This may turn out to be a highly optimistic assumption. Further fragmentation in the nature of work or prolonged austerity, for example, could curtail the familiar big rise in membership rates as people pass through their twenties. Against this, it could be argued that a greater proportion of young people spending longer in education might simply be delaying the age at which union membership rises, resulting in sharper growth among those in their late twenties in the future. However, to date this simply hasn’t happened. Membership rates for those in their late twenties have fallen steadily: they stand at 19 per cent among today’s 26–30 year olds compared to 23 per cent a decade ago, and 29 per cent two decades ago.

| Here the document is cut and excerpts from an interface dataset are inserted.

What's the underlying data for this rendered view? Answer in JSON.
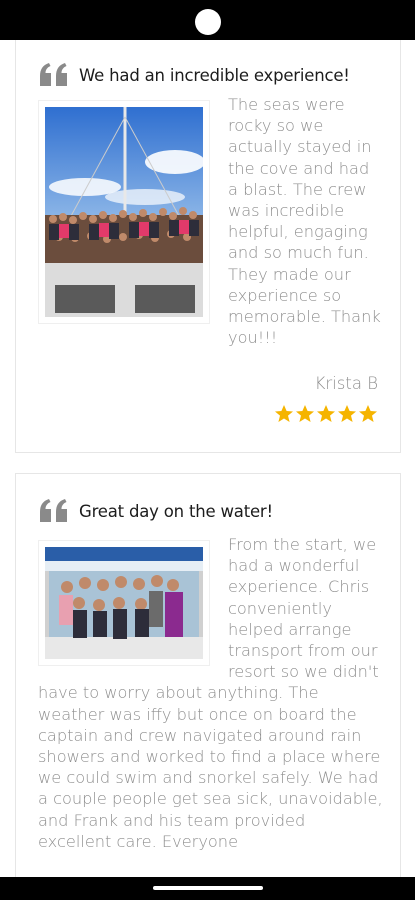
{
  "reviews": [
    {
      "title": "We had an incredible experience!",
      "body": "The seas were rocky so we actually stayed in the cove and had a blast. The crew was incredible helpful, engaging and so much fun. They made our experience so memorable. Thank you!!!",
      "author": "Krista B",
      "rating": 5,
      "photo_icon": "group-photo-on-boat-deck"
    },
    {
      "title": "Great day on the water!",
      "body": "From the start, we had a wonderful experience. Chris conveniently helped arrange transport from our resort so we didn't have to worry about anything. The weather was iffy but once on board the captain and crew navigated around rain showers and worked to find a place where we could swim and snorkel safely. We had a couple people get sea sick, unavoidable, and Frank and his team provided excellent care. Everyone",
      "photo_icon": "group-photo-under-boat-canopy"
    }
  ],
  "colors": {
    "star": "#f5b400",
    "quote_icon": "#8a8a8a",
    "body_text": "#8f8f8f",
    "title_text": "#1c1c1c"
  }
}
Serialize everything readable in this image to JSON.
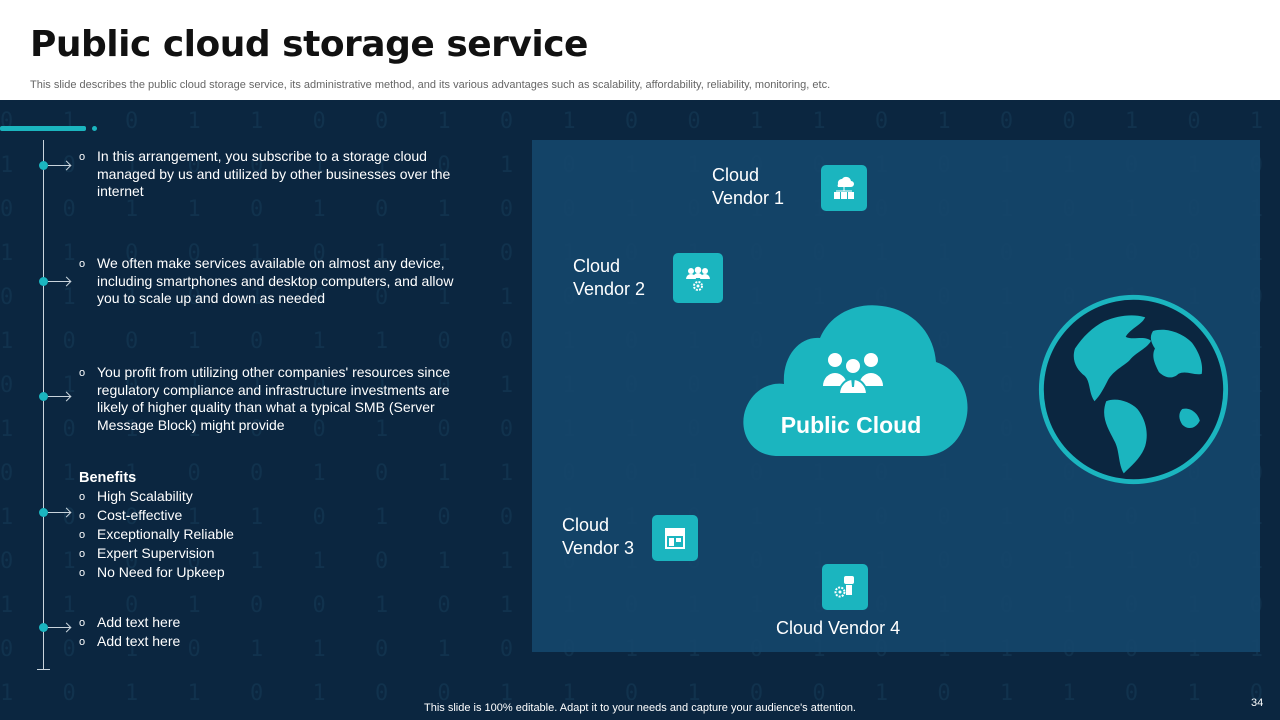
{
  "header": {
    "title": "Public cloud storage service",
    "subtitle": "This slide describes the public cloud storage service, its administrative method, and its various advantages such as scalability, affordability, reliability, monitoring, etc."
  },
  "points": [
    "In this arrangement, you subscribe to a storage cloud managed by us and utilized by other businesses over the internet",
    "We often make services available on almost any device, including smartphones and desktop computers, and allow you to scale up and down as needed",
    "You profit from utilizing other companies' resources since regulatory compliance and infrastructure investments are likely of higher quality than what a typical SMB (Server Message Block) might provide"
  ],
  "benefits": {
    "title": "Benefits",
    "items": [
      "High Scalability",
      "Cost-effective",
      "Exceptionally Reliable",
      "Expert Supervision",
      "No Need for Upkeep"
    ]
  },
  "extra_items": [
    "Add text here",
    "Add text here"
  ],
  "bullet_glyph": "o",
  "diagram": {
    "center_label": "Public Cloud",
    "vendors": [
      {
        "line1": "Cloud",
        "line2": "Vendor 1",
        "icon": "cloud-network-icon"
      },
      {
        "line1": "Cloud",
        "line2": "Vendor 2",
        "icon": "team-gear-icon"
      },
      {
        "line1": "Cloud",
        "line2": "Vendor 3",
        "icon": "storefront-icon"
      },
      {
        "line1": "Cloud Vendor 4",
        "line2": "",
        "icon": "robot-gear-icon"
      }
    ]
  },
  "footer": "This slide is 100% editable. Adapt it to your needs and capture your audience's attention.",
  "page_number": "34",
  "colors": {
    "accent": "#1bb5bf",
    "background": "#0b2640",
    "panel": "#15456a"
  }
}
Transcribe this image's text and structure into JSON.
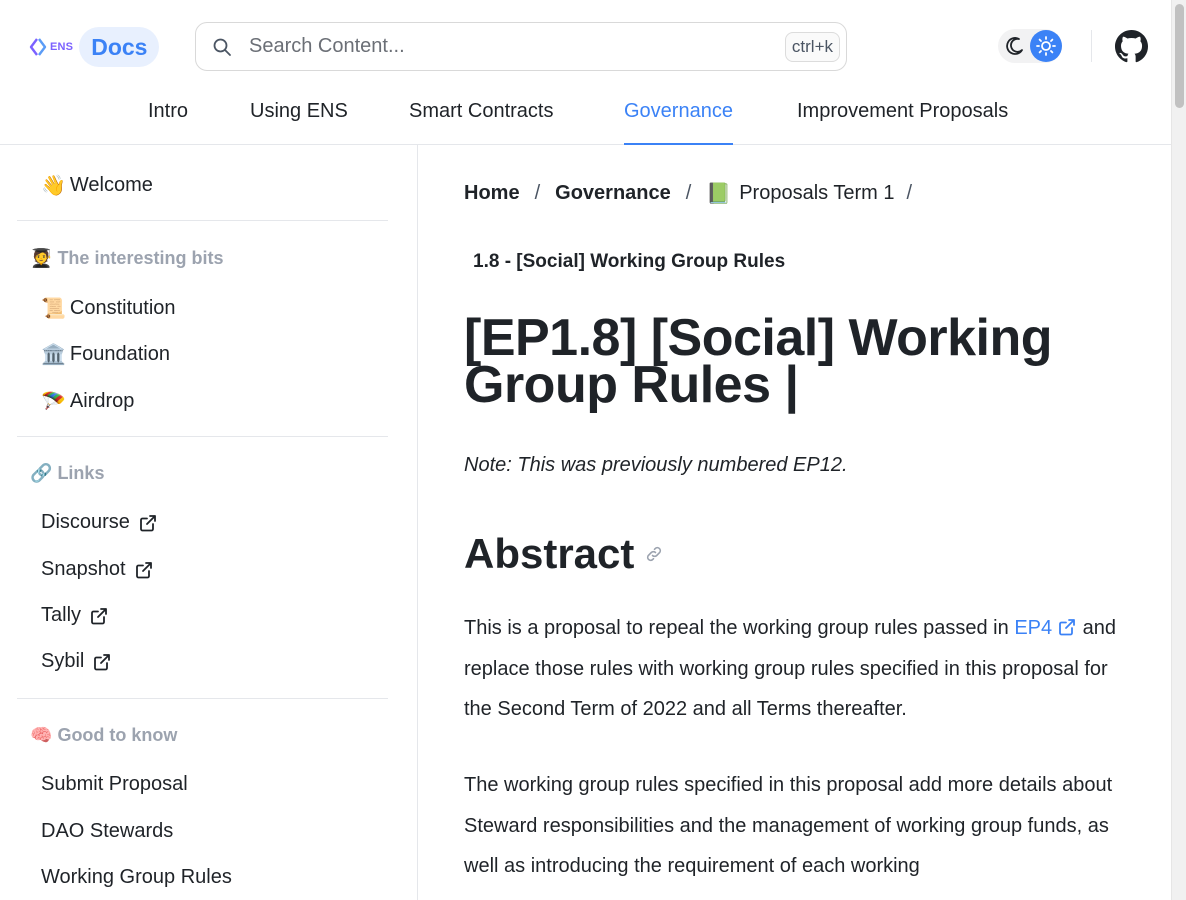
{
  "header": {
    "logo_text": "ENS",
    "docs_label": "Docs",
    "search_placeholder": "Search Content...",
    "search_shortcut": "ctrl+k",
    "theme_toggle": {
      "dark_icon": "moon-icon",
      "light_icon": "sun-icon",
      "selected": "light"
    },
    "github_icon": "github-icon",
    "tabs": [
      {
        "label": "Intro"
      },
      {
        "label": "Using ENS"
      },
      {
        "label": "Smart Contracts"
      },
      {
        "label": "Governance"
      },
      {
        "label": "Improvement Proposals"
      }
    ],
    "active_tab": "Governance"
  },
  "sidebar": {
    "welcome": {
      "emoji": "👋",
      "label": "Welcome"
    },
    "sections": [
      {
        "heading": "The interesting bits",
        "heading_emoji": "🧑‍🎓",
        "items": [
          {
            "emoji": "📜",
            "label": "Constitution"
          },
          {
            "emoji": "🏛️",
            "label": "Foundation"
          },
          {
            "emoji": "🪂",
            "label": "Airdrop"
          }
        ]
      },
      {
        "heading": "Links",
        "heading_emoji": "🔗",
        "items": [
          {
            "label": "Discourse",
            "external": true
          },
          {
            "label": "Snapshot",
            "external": true
          },
          {
            "label": "Tally",
            "external": true
          },
          {
            "label": "Sybil",
            "external": true
          }
        ]
      },
      {
        "heading": "Good to know",
        "heading_emoji": "🧠",
        "items": [
          {
            "label": "Submit Proposal"
          },
          {
            "label": "DAO Stewards"
          },
          {
            "label": "Working Group Rules"
          }
        ]
      }
    ]
  },
  "main": {
    "breadcrumb": {
      "home": "Home",
      "governance": "Governance",
      "term_emoji": "📗",
      "term": "Proposals Term 1",
      "separator": "/"
    },
    "subtitle": "1.8 - [Social] Working Group Rules",
    "title": "[EP1.8] [Social] Working Group Rules |",
    "note": "Note: This was previously numbered EP12.",
    "abstract_heading": "Abstract",
    "para1": {
      "before": "This is a proposal to repeal the working group rules passed in ",
      "link": "EP4",
      "after": " and replace those rules with working group rules specified in this proposal for the Second Term of 2022 and all Terms thereafter."
    },
    "para2": "The working group rules specified in this proposal add more details about Steward responsibilities and the management of working group funds, as well as introducing the requirement of each working"
  },
  "colors": {
    "accent": "#3b82f6",
    "ens_purple": "#7b61ff",
    "muted": "#9ca3af",
    "text": "#1f2328"
  }
}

All told our overall projection is that just under 20 per cent of employees will be in a union by 2030. Think of this as a rough indication of where the union movement will be in 15 years’ time if history repeats itself. To be clear, this doesn’t signify union membership suddenly going over a cliff; it just points to steady, continual decline. If accurate, it would mean that by 2030 the share of trade unionists would have fallen by a third since the turn of the century.

Let’s hope that this outlook brings home the urgency of acting to address this generational challenge. It should spark far-reaching debate about what the next chapter of pro-worker organisation should look like. Some of this thinking is starting to happen inside our own union movement. But it needs to come from outside of the union world too: there is likely to be a need for a more diverse set of institutions experimenting with new ways of supporting those in exposed parts of the workforce. There’s no shortage of examples from the US — a country whose union movement faces an even more acute challenge than ours — of how to innovate on behalf of workers.

It’s not written in the stars that these gloomy projections will come to pass. They are there to be acted on. But if the voices of union conservatism prevail — and the offer to millennials is more of the same — no-one should be at all surprised about where this ends up.

This post originally appeared on Gavin Kelly's blog